How to complete this task »
Wherever a picture appears in the listing below, leave it out and reproduce the rest exactly.

-- Supplied data follows --

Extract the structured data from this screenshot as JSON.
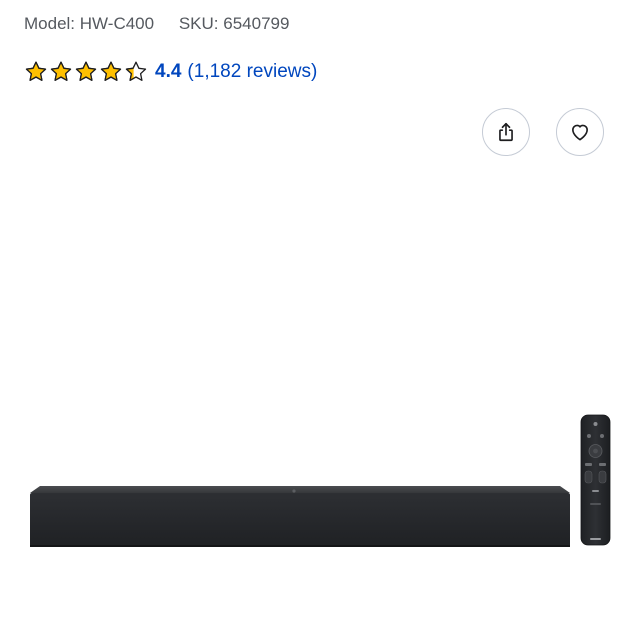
{
  "product": {
    "model_label": "Model:",
    "model_value": "HW-C400",
    "sku_label": "SKU:",
    "sku_value": "6540799"
  },
  "rating": {
    "value": "4.4",
    "reviews_text": "(1,182 reviews)",
    "stars": [
      1,
      1,
      1,
      1,
      0.4
    ],
    "star_color": "#ffc000",
    "star_outline": "#1d1d1f"
  },
  "actions": {
    "share_icon": "share-icon",
    "favorite_icon": "heart-icon"
  },
  "colors": {
    "link": "#0046be",
    "meta_text": "#55595f",
    "soundbar": "#2b2d30",
    "remote": "#2a2c2f"
  },
  "image": {
    "subject": "soundbar-with-remote"
  }
}
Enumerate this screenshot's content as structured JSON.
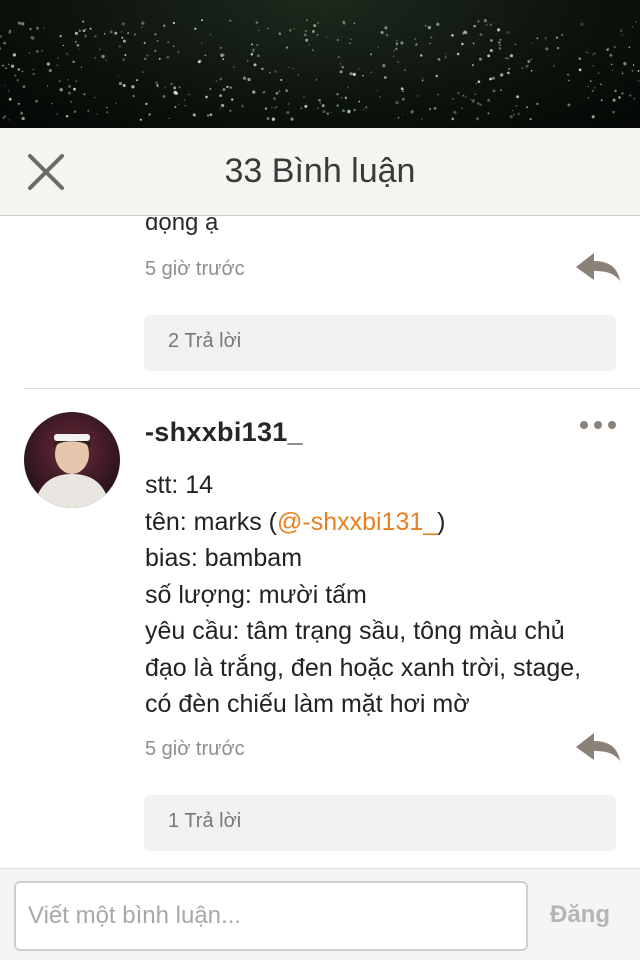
{
  "header": {
    "count": "33",
    "title": "Bình luận"
  },
  "comments": [
    {
      "text_tail": "dọng ạ",
      "time": "5 giờ trước",
      "replies_label": "2 Trả lời"
    },
    {
      "username": "-shxxbi131_",
      "lines": [
        "stt: 14",
        "tên: marks (",
        "@-shxxbi131_",
        ")",
        "bias: bambam",
        "số lượng: mười tấm",
        "yêu cầu: tâm trạng sầu, tông màu chủ",
        "đạo là trắng, đen hoặc xanh trời, stage,",
        "có đèn chiếu làm mặt hơi mờ"
      ],
      "time": "5 giờ trước",
      "replies_label": "1 Trả lời"
    }
  ],
  "footer": {
    "placeholder": "Viết một bình luận...",
    "post_label": "Đăng"
  },
  "colors": {
    "mention": "#e8801d",
    "header_bg": "#f5f4f0",
    "icon_gray": "#8a8178"
  },
  "icons": [
    "close-icon",
    "reply-icon",
    "more-icon"
  ]
}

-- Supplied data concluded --

Answer box »
Extract the structured data from this screenshot as JSON.
{
  "product": {
    "model_label": "Model:",
    "model_value": "HW-C400",
    "sku_label": "SKU:",
    "sku_value": "6540799"
  },
  "rating": {
    "value": "4.4",
    "reviews_text": "(1,182 reviews)",
    "stars": [
      1,
      1,
      1,
      1,
      0.4
    ],
    "star_color": "#ffc000",
    "star_outline": "#1d1d1f"
  },
  "actions": {
    "share_icon": "share-icon",
    "favorite_icon": "heart-icon"
  },
  "colors": {
    "link": "#0046be",
    "meta_text": "#55595f",
    "soundbar": "#2b2d30",
    "remote": "#2a2c2f"
  },
  "image": {
    "subject": "soundbar-with-remote"
  }
}
Enumerate this screenshot's content as structured JSON.
{
  "header": {
    "count": "33",
    "title": "Bình luận"
  },
  "comments": [
    {
      "text_tail": "dọng ạ",
      "time": "5 giờ trước",
      "replies_label": "2 Trả lời"
    },
    {
      "username": "-shxxbi131_",
      "lines": [
        "stt: 14",
        "tên: marks (",
        "@-shxxbi131_",
        ")",
        "bias: bambam",
        "số lượng: mười tấm",
        "yêu cầu: tâm trạng sầu, tông màu chủ",
        "đạo là trắng, đen hoặc xanh trời, stage,",
        "có đèn chiếu làm mặt hơi mờ"
      ],
      "time": "5 giờ trước",
      "replies_label": "1 Trả lời"
    }
  ],
  "footer": {
    "placeholder": "Viết một bình luận...",
    "post_label": "Đăng"
  },
  "colors": {
    "mention": "#e8801d",
    "header_bg": "#f5f4f0",
    "icon_gray": "#8a8178"
  },
  "icons": [
    "close-icon",
    "reply-icon",
    "more-icon"
  ]
}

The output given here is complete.